A further 54,000 customers in the remaining parts of Blackpool and Lytham St Annes and some of the south parts of the Fylde no longer need to boil their tap water.
More than 300,000 homes have been affected in the county after a parasite was discovered at a treatment works.
To check which postcodes are now lifted, customers can visit United Utilities’ website:www.unitedutilities.com or call the freephone number: 0800 912 7241.
The water firm says that it expects to be able to lift the boil water advice for the vast majority of remaining customers by the end of this weekend.
United Utilities faces paying around £15 million pounds in compensation to
households in Lancashire affected by the outbreak of a parasitic bug in supplies.
The company said that cheques for payments ranging from £50 to £60 were starting to be sent out to 300,000 households.
Homes and businesses in parts of the county were first warned to boil their water before use on August 6 after traces of the microbial parasite cryptosporidium was found in a water treatment works in Preston.
26 thousand United Utilities customers in North Blackpool, Cleveleys and Fleetwood will no longer have to boil their tap water.

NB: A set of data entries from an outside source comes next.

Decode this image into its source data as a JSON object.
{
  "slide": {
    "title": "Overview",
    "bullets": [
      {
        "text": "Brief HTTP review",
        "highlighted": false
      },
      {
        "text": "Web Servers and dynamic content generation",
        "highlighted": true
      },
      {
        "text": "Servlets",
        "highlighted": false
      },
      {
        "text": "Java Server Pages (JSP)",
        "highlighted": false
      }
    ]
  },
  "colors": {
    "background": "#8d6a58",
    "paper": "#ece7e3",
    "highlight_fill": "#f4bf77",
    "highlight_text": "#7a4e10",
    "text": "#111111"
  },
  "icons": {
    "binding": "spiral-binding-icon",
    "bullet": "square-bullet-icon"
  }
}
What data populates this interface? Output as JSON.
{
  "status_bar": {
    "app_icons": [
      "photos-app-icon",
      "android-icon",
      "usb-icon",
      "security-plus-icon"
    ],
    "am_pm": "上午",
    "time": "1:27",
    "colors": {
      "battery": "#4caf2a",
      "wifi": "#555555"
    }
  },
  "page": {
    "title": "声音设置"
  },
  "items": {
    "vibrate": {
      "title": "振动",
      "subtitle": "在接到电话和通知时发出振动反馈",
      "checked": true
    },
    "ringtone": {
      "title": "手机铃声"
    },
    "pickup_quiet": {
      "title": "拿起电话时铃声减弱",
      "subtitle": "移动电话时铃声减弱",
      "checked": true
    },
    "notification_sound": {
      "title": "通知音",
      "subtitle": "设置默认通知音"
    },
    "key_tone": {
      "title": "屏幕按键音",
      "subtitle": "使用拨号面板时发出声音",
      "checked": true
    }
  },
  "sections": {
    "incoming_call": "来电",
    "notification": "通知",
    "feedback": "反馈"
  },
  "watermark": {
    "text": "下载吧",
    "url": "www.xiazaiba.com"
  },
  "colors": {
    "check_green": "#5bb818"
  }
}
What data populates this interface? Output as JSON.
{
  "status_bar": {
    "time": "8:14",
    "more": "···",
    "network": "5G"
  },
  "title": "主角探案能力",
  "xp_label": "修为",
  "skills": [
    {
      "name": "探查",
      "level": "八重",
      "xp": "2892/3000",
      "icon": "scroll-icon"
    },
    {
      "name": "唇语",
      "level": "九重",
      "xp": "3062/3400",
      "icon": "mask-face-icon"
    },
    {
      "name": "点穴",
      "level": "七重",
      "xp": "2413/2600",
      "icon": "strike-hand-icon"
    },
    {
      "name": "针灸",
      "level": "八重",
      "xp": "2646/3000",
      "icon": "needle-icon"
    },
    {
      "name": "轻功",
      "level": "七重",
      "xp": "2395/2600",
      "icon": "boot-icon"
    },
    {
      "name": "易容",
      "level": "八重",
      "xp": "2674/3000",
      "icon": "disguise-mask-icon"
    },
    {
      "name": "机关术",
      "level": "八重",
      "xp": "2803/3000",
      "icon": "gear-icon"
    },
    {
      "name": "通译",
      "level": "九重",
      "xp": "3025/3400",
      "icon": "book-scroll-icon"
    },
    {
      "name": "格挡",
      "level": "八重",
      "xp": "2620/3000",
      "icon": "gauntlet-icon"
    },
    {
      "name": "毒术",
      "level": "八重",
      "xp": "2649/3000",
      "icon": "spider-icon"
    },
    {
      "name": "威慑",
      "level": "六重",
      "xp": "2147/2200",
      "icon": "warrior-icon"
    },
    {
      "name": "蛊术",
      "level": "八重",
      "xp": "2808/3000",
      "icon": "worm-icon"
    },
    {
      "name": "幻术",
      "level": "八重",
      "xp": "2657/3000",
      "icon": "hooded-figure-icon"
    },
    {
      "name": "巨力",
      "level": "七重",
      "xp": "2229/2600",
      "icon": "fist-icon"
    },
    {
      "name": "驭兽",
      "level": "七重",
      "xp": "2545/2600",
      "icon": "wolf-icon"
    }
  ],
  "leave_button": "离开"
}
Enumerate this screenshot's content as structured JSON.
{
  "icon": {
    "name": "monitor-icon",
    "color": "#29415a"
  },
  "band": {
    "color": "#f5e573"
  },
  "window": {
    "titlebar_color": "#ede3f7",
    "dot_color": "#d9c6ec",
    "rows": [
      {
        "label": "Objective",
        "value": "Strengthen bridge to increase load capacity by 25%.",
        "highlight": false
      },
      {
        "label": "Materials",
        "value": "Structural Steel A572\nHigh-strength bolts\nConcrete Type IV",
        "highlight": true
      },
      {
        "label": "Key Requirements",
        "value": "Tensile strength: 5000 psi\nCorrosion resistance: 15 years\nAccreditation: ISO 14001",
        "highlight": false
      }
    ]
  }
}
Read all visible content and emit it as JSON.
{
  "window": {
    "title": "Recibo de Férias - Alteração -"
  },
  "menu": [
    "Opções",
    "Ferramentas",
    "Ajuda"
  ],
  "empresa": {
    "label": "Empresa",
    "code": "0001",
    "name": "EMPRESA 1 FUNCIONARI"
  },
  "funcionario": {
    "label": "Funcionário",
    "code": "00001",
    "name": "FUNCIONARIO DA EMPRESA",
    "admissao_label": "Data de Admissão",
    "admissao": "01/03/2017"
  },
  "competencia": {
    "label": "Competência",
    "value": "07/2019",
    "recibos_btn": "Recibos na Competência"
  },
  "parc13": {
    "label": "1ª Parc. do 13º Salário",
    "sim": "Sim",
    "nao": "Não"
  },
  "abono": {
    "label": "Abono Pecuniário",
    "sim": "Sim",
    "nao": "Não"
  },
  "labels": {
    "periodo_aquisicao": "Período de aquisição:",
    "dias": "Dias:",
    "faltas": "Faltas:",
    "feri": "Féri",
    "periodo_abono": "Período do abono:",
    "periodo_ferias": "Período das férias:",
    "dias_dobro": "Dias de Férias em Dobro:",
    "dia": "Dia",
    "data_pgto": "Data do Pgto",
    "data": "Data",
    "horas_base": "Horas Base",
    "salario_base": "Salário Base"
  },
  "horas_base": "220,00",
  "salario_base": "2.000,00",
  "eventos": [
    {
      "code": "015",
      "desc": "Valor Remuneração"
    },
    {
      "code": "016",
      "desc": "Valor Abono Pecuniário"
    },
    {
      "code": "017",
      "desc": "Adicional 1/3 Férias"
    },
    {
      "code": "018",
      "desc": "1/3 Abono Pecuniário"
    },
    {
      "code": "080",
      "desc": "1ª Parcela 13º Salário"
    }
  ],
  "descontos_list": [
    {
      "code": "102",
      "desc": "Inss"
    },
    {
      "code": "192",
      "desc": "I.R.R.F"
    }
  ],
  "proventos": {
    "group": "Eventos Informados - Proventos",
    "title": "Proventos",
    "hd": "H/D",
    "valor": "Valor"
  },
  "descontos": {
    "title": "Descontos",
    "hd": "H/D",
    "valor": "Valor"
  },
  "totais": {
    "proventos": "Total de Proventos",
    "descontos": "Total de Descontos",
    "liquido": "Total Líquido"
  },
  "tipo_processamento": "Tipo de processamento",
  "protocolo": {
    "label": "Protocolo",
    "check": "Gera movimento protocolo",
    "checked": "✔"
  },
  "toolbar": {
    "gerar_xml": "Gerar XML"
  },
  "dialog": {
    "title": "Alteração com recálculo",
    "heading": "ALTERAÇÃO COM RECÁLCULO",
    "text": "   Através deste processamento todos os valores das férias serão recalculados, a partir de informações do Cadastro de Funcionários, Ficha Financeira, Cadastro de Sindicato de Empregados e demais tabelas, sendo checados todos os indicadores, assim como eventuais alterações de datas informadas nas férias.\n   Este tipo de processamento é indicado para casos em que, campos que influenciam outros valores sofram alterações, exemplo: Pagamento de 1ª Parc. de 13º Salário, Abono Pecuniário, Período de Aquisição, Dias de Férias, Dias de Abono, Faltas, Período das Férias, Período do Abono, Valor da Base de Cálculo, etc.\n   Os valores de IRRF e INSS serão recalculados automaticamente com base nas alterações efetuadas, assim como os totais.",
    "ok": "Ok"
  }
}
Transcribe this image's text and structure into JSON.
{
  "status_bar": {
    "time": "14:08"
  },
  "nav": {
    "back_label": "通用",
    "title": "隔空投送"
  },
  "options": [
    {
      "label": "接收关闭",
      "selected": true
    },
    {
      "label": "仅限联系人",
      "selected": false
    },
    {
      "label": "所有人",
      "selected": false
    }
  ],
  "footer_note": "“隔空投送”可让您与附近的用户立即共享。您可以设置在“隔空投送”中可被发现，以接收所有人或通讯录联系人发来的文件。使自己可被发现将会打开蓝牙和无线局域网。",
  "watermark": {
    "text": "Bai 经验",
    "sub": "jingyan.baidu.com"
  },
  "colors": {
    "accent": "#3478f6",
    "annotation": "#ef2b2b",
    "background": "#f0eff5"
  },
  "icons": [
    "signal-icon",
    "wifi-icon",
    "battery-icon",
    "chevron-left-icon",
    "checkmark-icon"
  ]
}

This brings the area now able to use tap water as normal to two-thirds of those originally affected by the incident.
The water firm says that it is continuing to make progress in removing the last traces of the Cryptosporidium bug from the remaining parts of the Lancashire water network and it expects to be able to lift the boil water advice for the majority of remaining customers by the end of the week.
To check if your water is safe you can check on United Utilities website or call the freephone number 0800 912 7214.
A further 25,000 customers in parts of South Blackpool and Lytham St Annes no longer need to boil their tap water.
It's expected two-thirds of customers will be back to normal service by the end of the day after an outbreak of cryptosporidium at treatment works in Preston.
United Utilities say customers will be getting compensation - but have yet to say how much. The firm say eradicating the bug from a water network covering 2,500 miles of pipework is a complex process.